Dataset excerpts
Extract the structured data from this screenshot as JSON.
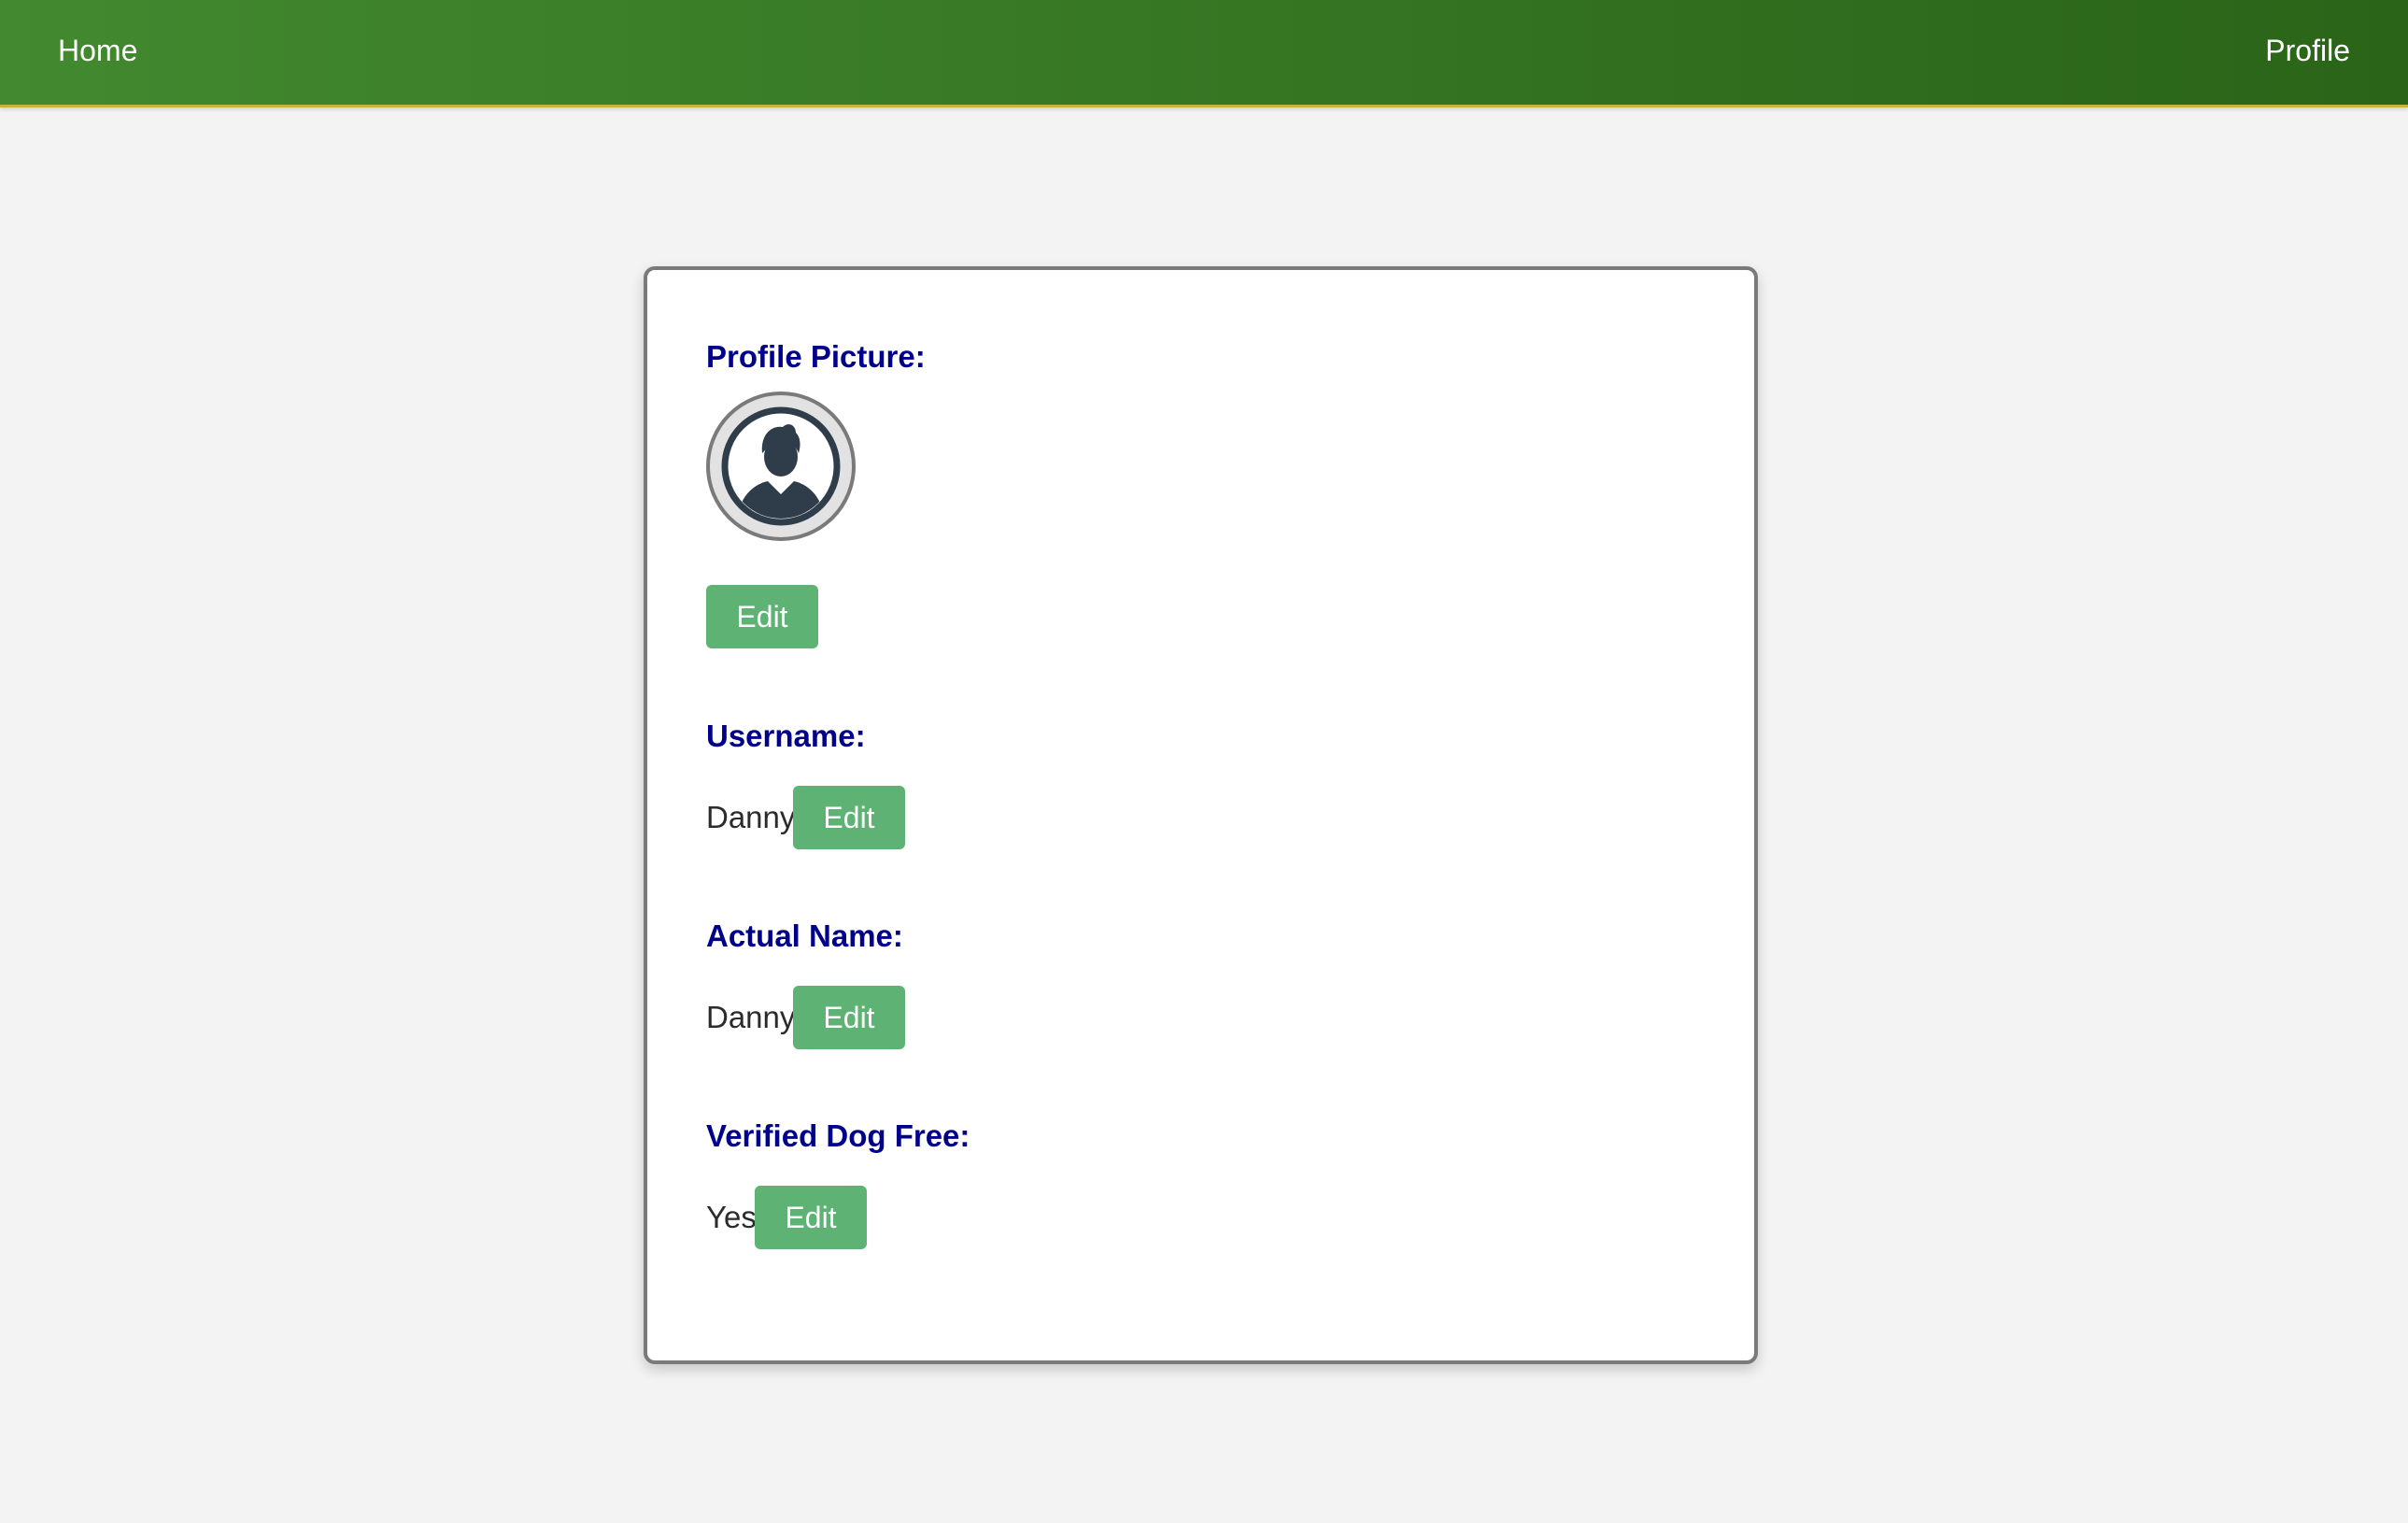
{
  "navbar": {
    "home_label": "Home",
    "profile_label": "Profile"
  },
  "profile": {
    "picture": {
      "label": "Profile Picture:",
      "icon": "user-avatar-icon",
      "edit_label": "Edit"
    },
    "username": {
      "label": "Username:",
      "value": "Danny",
      "edit_label": "Edit"
    },
    "actual_name": {
      "label": "Actual Name:",
      "value": "Danny",
      "edit_label": "Edit"
    },
    "verified_dog_free": {
      "label": "Verified Dog Free:",
      "value": "Yes",
      "edit_label": "Edit"
    }
  },
  "colors": {
    "nav_gradient_start": "#42892f",
    "nav_gradient_end": "#2a6418",
    "label_color": "#00008b",
    "button_color": "#5eb274"
  }
}
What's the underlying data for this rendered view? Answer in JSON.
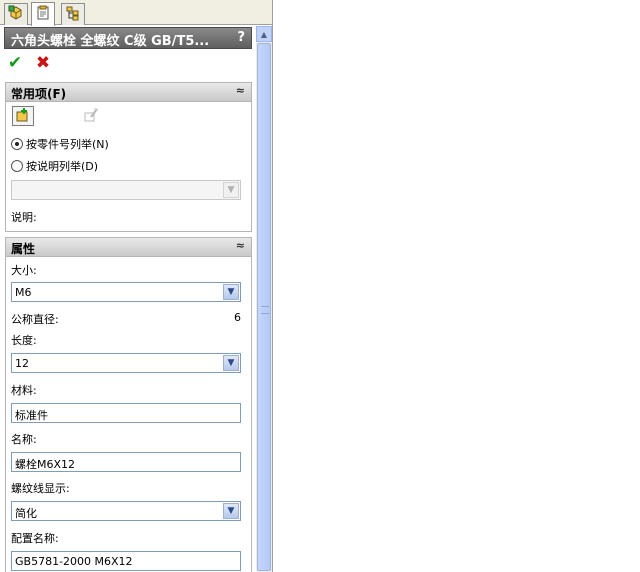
{
  "header": {
    "title": "六角头螺栓 全螺纹 C级 GB/T5...",
    "help": "?"
  },
  "tabs": [
    {
      "icon": "feature-manager-icon"
    },
    {
      "icon": "property-manager-icon"
    },
    {
      "icon": "configuration-manager-icon"
    }
  ],
  "actions": {
    "ok": "✔",
    "cancel": "✖"
  },
  "common": {
    "title": "常用项(F)",
    "collapse": "≈",
    "radio_part_number": "按零件号列举(N)",
    "radio_description": "按说明列举(D)",
    "dropdown_value": "",
    "description_label": "说明:"
  },
  "properties": {
    "title": "属性",
    "collapse": "≈",
    "size_label": "大小:",
    "size_value": "M6",
    "nominal_diameter_label": "公称直径:",
    "nominal_diameter_value": "6",
    "length_label": "长度:",
    "length_value": "12",
    "material_label": "材料:",
    "material_value": "标准件",
    "name_label": "名称:",
    "name_value": "螺栓M6X12",
    "thread_display_label": "螺纹线显示:",
    "thread_display_value": "简化",
    "config_name_label": "配置名称:",
    "config_name_value": "GB5781-2000 M6X12"
  },
  "colors": {
    "title_bg": "#6e6e6e",
    "ok": "#1a9a1a",
    "cancel": "#c81414",
    "field_border": "#7f9db9"
  }
}
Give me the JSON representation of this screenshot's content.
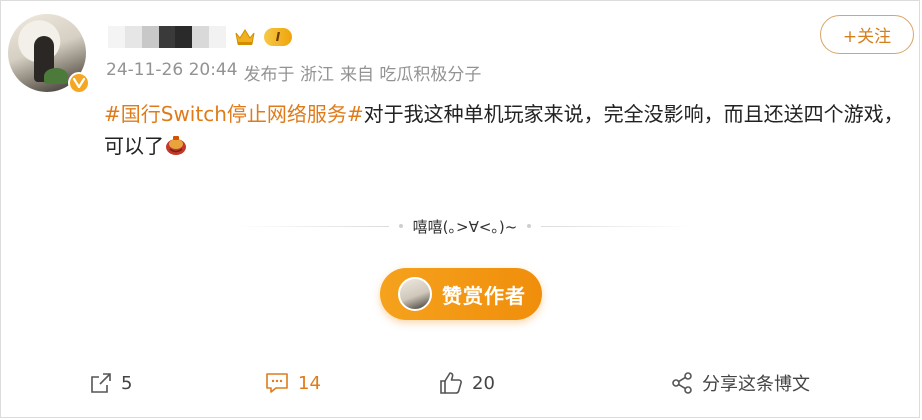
{
  "post": {
    "author": {
      "name": "",
      "level_badge": "I"
    },
    "meta": {
      "timestamp": "24-11-26 20:44",
      "location": "发布于 浙江",
      "source": "来自 吃瓜积极分子"
    },
    "follow_label": "+关注",
    "content": {
      "hashtag": "#国行Switch停止网络服务#",
      "text": "对于我这种单机玩家来说，完全没影响，而且还送四个游戏，可以了"
    },
    "divider_text": "嘻嘻(｡>∀<｡)~",
    "reward_label": "赞赏作者"
  },
  "actions": {
    "repost_count": "5",
    "comment_count": "14",
    "like_count": "20",
    "share_label": "分享这条博文"
  },
  "colors": {
    "accent": "#e07b1a",
    "reward_bg": "#f5a21d",
    "meta_text": "#939393"
  },
  "icons": [
    "verified-icon",
    "crown-icon",
    "repost-icon",
    "comment-icon",
    "like-icon",
    "share-icon",
    "emoji-icon"
  ]
}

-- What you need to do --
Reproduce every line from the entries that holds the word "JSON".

-- Response to the exercise --
Extract the structured data from this screenshot as JSON.
What's the underlying data for this rendered view? Answer in JSON.
Give me the JSON representation of this screenshot's content.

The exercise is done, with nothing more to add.